Scott Kelly’s day starts with a sunrise, 250 miles above Earth.

In orbit, the commander of the International Space Station will see many more before zipping himself into a zero-gravity sleeping bag.

Kelly and cosmonaut Mikhail Kornienko are spending 340 days in space to test how people respond to long-duration spaceflight. On March 1, both return home to Earth. It’s a first step toward a possible manned mission to Mars.

In between those thousands of sunrises and sunsets, Kelly keeps busy performing science experiments, enjoying space-grown salad, and taking advantage of photographic opportunities unavailable to the earthbound:

With ISS crewmates, he will have conducted more than 400 different experiments before his scheduled March 1 touchdown.

Astronauts have even grown flowers and veggies in orbit, supplementing their diets with romaine lettuce grown on the space station.

Since blasting off in 2015, Kelly has captured some amazing views of cities and scenery:

But for all the beautiful views, he says, “I think the thing I look forward to most is just going outside. It will be nice to just be able to get outside and feel the sun on my face and the breeze on my neck.”
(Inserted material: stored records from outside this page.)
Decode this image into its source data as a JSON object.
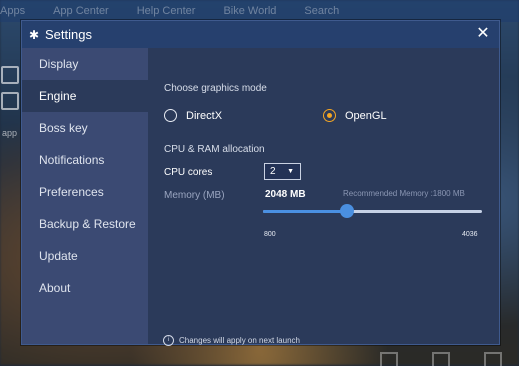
{
  "background": {
    "top_items": [
      "Apps",
      "App Center",
      "Help Center",
      "Bike World",
      "Search"
    ],
    "app_label": "app"
  },
  "dialog": {
    "title": "Settings",
    "close_icon": "close-icon"
  },
  "sidebar": {
    "items": [
      {
        "label": "Display",
        "active": false
      },
      {
        "label": "Engine",
        "active": true
      },
      {
        "label": "Boss key",
        "active": false
      },
      {
        "label": "Notifications",
        "active": false
      },
      {
        "label": "Preferences",
        "active": false
      },
      {
        "label": "Backup & Restore",
        "active": false
      },
      {
        "label": "Update",
        "active": false
      },
      {
        "label": "About",
        "active": false
      }
    ]
  },
  "engine": {
    "graphics_title": "Choose graphics mode",
    "directx_label": "DirectX",
    "opengl_label": "OpenGL",
    "selected_mode": "OpenGL",
    "cpu_ram_title": "CPU & RAM allocation",
    "cpu_label": "CPU cores",
    "cpu_value": "2",
    "memory_label": "Memory (MB)",
    "memory_value": "2048 MB",
    "recommended": "Recommended Memory :1800 MB",
    "memory_min": "800",
    "memory_max": "4036",
    "memory_current": 2048,
    "memory_min_num": 800,
    "memory_max_num": 4036,
    "note": "Changes will apply on next launch"
  },
  "colors": {
    "accent": "#f5a623",
    "slider": "#4a8fe0",
    "sidebar_bg": "#3b4a73",
    "panel_bg": "#2b3a5a"
  }
}
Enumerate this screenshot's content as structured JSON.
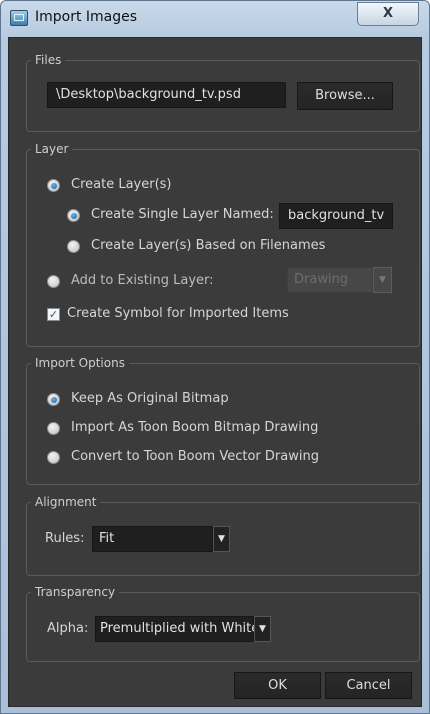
{
  "window": {
    "title": "Import Images",
    "close_label": "X"
  },
  "files": {
    "group_title": "Files",
    "path_value": "\\Desktop\\background_tv.psd",
    "browse_label": "Browse..."
  },
  "layer": {
    "group_title": "Layer",
    "create_layers_label": "Create Layer(s)",
    "create_single_label": "Create Single Layer Named:",
    "single_layer_name": "background_tv",
    "based_on_filenames_label": "Create Layer(s) Based on Filenames",
    "add_existing_label": "Add to Existing Layer:",
    "existing_layer_value": "Drawing",
    "create_symbol_label": "Create Symbol for Imported Items",
    "create_layers_selected": true,
    "create_single_selected": true,
    "create_symbol_checked": true
  },
  "import_options": {
    "group_title": "Import Options",
    "options": [
      {
        "label": "Keep As Original Bitmap",
        "selected": true
      },
      {
        "label": "Import As Toon Boom Bitmap Drawing",
        "selected": false
      },
      {
        "label": "Convert to Toon Boom Vector Drawing",
        "selected": false
      }
    ]
  },
  "alignment": {
    "group_title": "Alignment",
    "rules_label": "Rules:",
    "rules_value": "Fit"
  },
  "transparency": {
    "group_title": "Transparency",
    "alpha_label": "Alpha:",
    "alpha_value": "Premultiplied with White"
  },
  "footer": {
    "ok_label": "OK",
    "cancel_label": "Cancel"
  },
  "colors": {
    "dialog_bg": "#3b3b3b",
    "field_bg": "#1f1f1f",
    "radio_accent": "#1b5fa0"
  }
}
You can follow Scott Kelly’s return live on March 1, and find more of his photography on Twitter at @StationCDRKelly.